I was beyond excited to start reading The Boy from the Woods. Hester has been a favorite character of mine for quite some time, and I was eager to get to know her better. Her roles in Coben’s previous books have been rather small, and this one definitely allowed me to understand her complicated backstory. It really was the best thing about this rather disappointing novel.
Wilde’s history had so much potential for intrigue. He was found as a young child, living in the woods alone with no memory of his past, and his family was never found. As a result, he grew up in the foster care system, and now, as an adult, lives alone in a closely-guarded house on the outskirts of town. Unfortunately, while Wilde’s past is interesting, his current life isn’t much to get excited about. We aren’t given a lot of insight into him and he doesn’t feel like a fully-fleshed out character, feeling instead like a two-dimensional cut-out who exists only as a sort of henchman for Hester. He has quite a few specialized skills that make him the perfect person to investigate the teen’s disappearance, but the reader has no clue how these skills were gained or developed. Basically, we’re just supposed to accept that he has them without understanding how or why.
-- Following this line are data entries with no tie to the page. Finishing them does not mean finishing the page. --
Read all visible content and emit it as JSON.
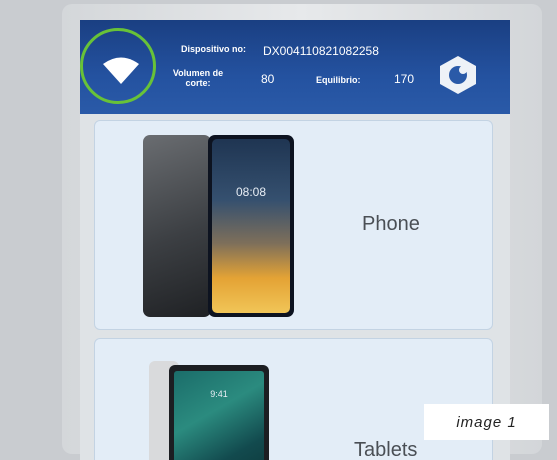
{
  "header": {
    "device_label": "Dispositivo no:",
    "device_id": "DX004110821082258",
    "volume_label": "Volumen de corte:",
    "volume_value": "80",
    "balance_label": "Equilibrio:",
    "balance_value": "170"
  },
  "cards": [
    {
      "label": "Phone",
      "screen_time": "08:08"
    },
    {
      "label": "Tablets",
      "screen_time": "9:41"
    }
  ],
  "caption": "image 1",
  "colors": {
    "header": "#2452a0",
    "highlight_ring": "#68c238",
    "card_bg": "#e3edf7"
  }
}
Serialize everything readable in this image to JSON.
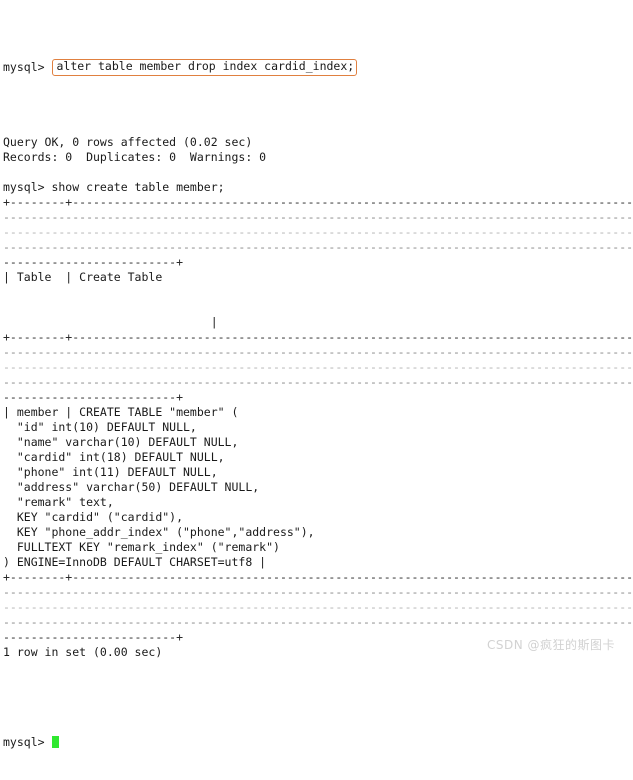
{
  "terminal": {
    "prompt": "mysql> ",
    "highlighted_command": "alter table member drop index cardid_index;",
    "lines": [
      {
        "id": "alter-result-1",
        "text": "Query OK, 0 rows affected (0.02 sec)",
        "style": "normal"
      },
      {
        "id": "alter-result-2",
        "text": "Records: 0  Duplicates: 0  Warnings: 0",
        "style": "normal"
      },
      {
        "id": "blank-1",
        "text": "",
        "style": "blank"
      },
      {
        "id": "show-create-command",
        "text": "mysql> show create table member;",
        "style": "normal"
      },
      {
        "id": "rule-top-1",
        "text": "+--------+------------------------------------------------------------------------------------------",
        "style": "rule"
      },
      {
        "id": "rule-top-2",
        "text": "------------------------------------------------------------------------------------------------",
        "style": "rule-faint"
      },
      {
        "id": "rule-top-3",
        "text": "------------------------------------------------------------------------------------------------",
        "style": "rule-veryfaint"
      },
      {
        "id": "rule-top-4",
        "text": "------------------------------------------------------------------------------------------------",
        "style": "rule-faint"
      },
      {
        "id": "rule-top-5",
        "text": "-------------------------+",
        "style": "rule"
      },
      {
        "id": "header-row",
        "text": "| Table  | Create Table",
        "style": "normal"
      },
      {
        "id": "blank-2",
        "text": "",
        "style": "blank"
      },
      {
        "id": "blank-3",
        "text": "",
        "style": "blank"
      },
      {
        "id": "header-row-tail",
        "text": "                              |",
        "style": "normal"
      },
      {
        "id": "rule-mid-1",
        "text": "+--------+------------------------------------------------------------------------------------------",
        "style": "rule"
      },
      {
        "id": "rule-mid-2",
        "text": "------------------------------------------------------------------------------------------------",
        "style": "rule-faint"
      },
      {
        "id": "rule-mid-3",
        "text": "------------------------------------------------------------------------------------------------",
        "style": "rule-veryfaint"
      },
      {
        "id": "rule-mid-4",
        "text": "------------------------------------------------------------------------------------------------",
        "style": "rule-faint"
      },
      {
        "id": "rule-mid-5",
        "text": "-------------------------+",
        "style": "rule"
      },
      {
        "id": "ddl-1",
        "text": "| member | CREATE TABLE \"member\" (",
        "style": "normal"
      },
      {
        "id": "ddl-2",
        "text": "  \"id\" int(10) DEFAULT NULL,",
        "style": "normal"
      },
      {
        "id": "ddl-3",
        "text": "  \"name\" varchar(10) DEFAULT NULL,",
        "style": "normal"
      },
      {
        "id": "ddl-4",
        "text": "  \"cardid\" int(18) DEFAULT NULL,",
        "style": "normal"
      },
      {
        "id": "ddl-5",
        "text": "  \"phone\" int(11) DEFAULT NULL,",
        "style": "normal"
      },
      {
        "id": "ddl-6",
        "text": "  \"address\" varchar(50) DEFAULT NULL,",
        "style": "normal"
      },
      {
        "id": "ddl-7",
        "text": "  \"remark\" text,",
        "style": "normal"
      },
      {
        "id": "ddl-8",
        "text": "  KEY \"cardid\" (\"cardid\"),",
        "style": "normal"
      },
      {
        "id": "ddl-9",
        "text": "  KEY \"phone_addr_index\" (\"phone\",\"address\"),",
        "style": "normal"
      },
      {
        "id": "ddl-10",
        "text": "  FULLTEXT KEY \"remark_index\" (\"remark\")",
        "style": "normal"
      },
      {
        "id": "ddl-11",
        "text": ") ENGINE=InnoDB DEFAULT CHARSET=utf8 |",
        "style": "normal"
      },
      {
        "id": "rule-bot-1",
        "text": "+--------+------------------------------------------------------------------------------------------",
        "style": "rule"
      },
      {
        "id": "rule-bot-2",
        "text": "------------------------------------------------------------------------------------------------",
        "style": "rule-faint"
      },
      {
        "id": "rule-bot-3",
        "text": "------------------------------------------------------------------------------------------------",
        "style": "rule-veryfaint"
      },
      {
        "id": "rule-bot-4",
        "text": "------------------------------------------------------------------------------------------------",
        "style": "rule-faint"
      },
      {
        "id": "rule-bot-5",
        "text": "-------------------------+",
        "style": "rule"
      },
      {
        "id": "row-count",
        "text": "1 row in set (0.00 sec)",
        "style": "normal"
      },
      {
        "id": "blank-4",
        "text": "",
        "style": "blank"
      }
    ],
    "final_prompt": "mysql> ",
    "cursor_color": "#2fe82f",
    "highlight_border_color": "#e08040",
    "background_color": "#ffffff",
    "text_color": "#1a1a1a"
  },
  "watermark": {
    "text": "CSDN @疯狂的斯图卡",
    "color": "#d2d2d2"
  }
}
Mr. Coben usually writes books I hate to put down, but this one never managed to fully capture me. I devoured the chapters from Hester’s perspective, but whenever Wilde took over the storytelling, my interest waned. I plowed through to the end, constantly hoping things would improve, but they never did, and I reached the end feeling more than a little let down.
I don’t want to spoil the ending for anyone who does plan to pick this one up, but I do have to say that I’m not a fan of outlandish political conspiracies. I love a good twist as much as the next person, but books that rely on the trope used here generally don’t work for me. Mr. Coben usually doesn’t go in that direction, but this novel definitely has a political bent.
If you’re a die-hard Hester Crimstein fan, you’ll want to give The Boy from the Woods a try so you can spend more time in her head. But for the most part, it’s a lackluster story with a few sparks of brilliance thrown in to remind readers that Harlan Coben is a gifted writer. He just didn’t manage to wow me this time.